With para-canoe’s debut at the Rio 2016 Paralympic Games edging closer, it is an exciting period for the sport’s growth in the Americas according to Leonardo Maiola, a member of the American Canoe Federation [COPAC].
Maiola who is also member of the para-canoe committee at the Brazilian Canoe Federation believes participation in the sport has never been higher.
“We are working hard to develop para-canoe in the continent [including the USA and Canada],” he said.
“We are trying to find ways to improve para-canoe in countries that don't have this sport by teaching its specialties and the opportunities it can offer using similar materials to canoe sprint [para-canoe's Olympic sister].
“We have seen a growth in countries with para-canoe, but sometimes these countries don’t have funds to enter athletes into international events.
“We are doing courses in countries like Colombia and Uruguay. We promote equality in the sports, in kayak [K1] and va'a [V1]; this is a great possibility for a person with a disability to improve their ability and capacities, so they don't only think about their disability.”

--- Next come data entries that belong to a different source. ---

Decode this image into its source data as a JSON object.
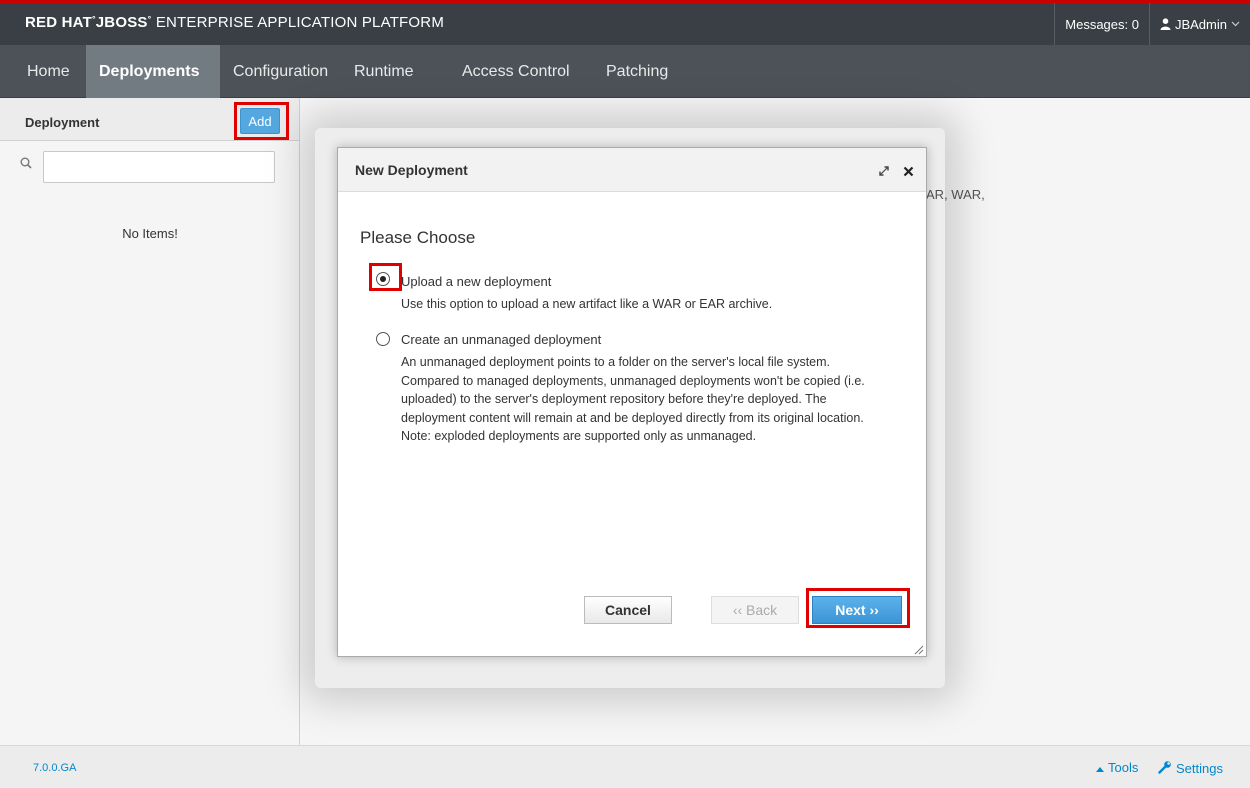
{
  "header": {
    "brand_part1": "RED HAT",
    "brand_part2": "JBOSS",
    "brand_part3": "ENTERPRISE APPLICATION PLATFORM",
    "messages": "Messages: 0",
    "user": "JBAdmin",
    "user_icon": "user-icon",
    "brand_color": "#cc0000"
  },
  "nav": {
    "tabs": [
      {
        "label": "Home",
        "active": false
      },
      {
        "label": "Deployments",
        "active": true
      },
      {
        "label": "Configuration",
        "active": false
      },
      {
        "label": "Runtime",
        "active": false
      },
      {
        "label": "Access Control",
        "active": false
      },
      {
        "label": "Patching",
        "active": false
      }
    ]
  },
  "sidebar": {
    "title": "Deployment",
    "add_label": "Add",
    "search_value": "",
    "empty_text": "No Items!"
  },
  "content": {
    "partial_text_1": "AR, WAR,",
    "partial_text_2": "."
  },
  "modal": {
    "title": "New Deployment",
    "heading": "Please Choose",
    "options": [
      {
        "label": "Upload a new deployment",
        "description": "Use this option to upload a new artifact like a WAR or EAR archive.",
        "selected": true
      },
      {
        "label": "Create an unmanaged deployment",
        "description": "An unmanaged deployment points to a folder on the server's local file system. Compared to managed deployments, unmanaged deployments won't be copied (i.e. uploaded) to the server's deployment repository before they're deployed. The deployment content will remain at and be deployed directly from its original location. Note: exploded deployments are supported only as unmanaged.",
        "selected": false
      }
    ],
    "buttons": {
      "cancel": "Cancel",
      "back": "‹‹ Back",
      "next": "Next ››"
    }
  },
  "footer": {
    "version": "7.0.0.GA",
    "tools": "Tools",
    "settings": "Settings"
  },
  "colors": {
    "accent": "#55a8df",
    "link": "#0088ce",
    "highlight": "#e00000"
  }
}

Maiola believes the ongoing investment in developing para-canoe talent identification and podium potential programmes across the territories is producing more and more serious contenders on the world stage.
“Brazil has greats athletes like Fernando Fernandes [de Padua] and Fernando Rufino, both will fight to win the World Championship this year. Brenda Sardon and Lucas Diaz from Argentina; their coach Alejandro Druziuk has done a great job,” he explained.
“On the other side, the North Americans have good athletes like Canada’s Christine Gauthier and the USA’s Megan Blank who are strong names for the next World Championship and Rio 2016.”
For the home nation Brazil, there will be a frenzy of media activity around celebrity-model and four-time World Champion (in K1 A) Fernando Fernandes de Padua, especially if he wins Paralympic gold in 2016.
“Para-canoe is working together with the other Olympic sports in Brazil; if someone has good results consequently the media will open their eyes to others. And I hope para-canoe can get have its own success.”
The challenge going forward for all countries worldwide is adapting to the format of the brand new para-canoe competition ahead of its first appearance at a Paralympic Games.
“The changes in classifications and in the races for Rio 2016 change the work in some [COPAC] countries because they focused on va'a [V1] - athletes were preparing until 2010 in this boat and now these athletes need to change boats and train in K1.”
With a capacity for 10,000 spectators and city centre location, the Lagoa Stadium will not only showcase para-canoe sport to the world during Rio 2016, but will also celebrate the achievements of an ever growing-number of COPAC athletes.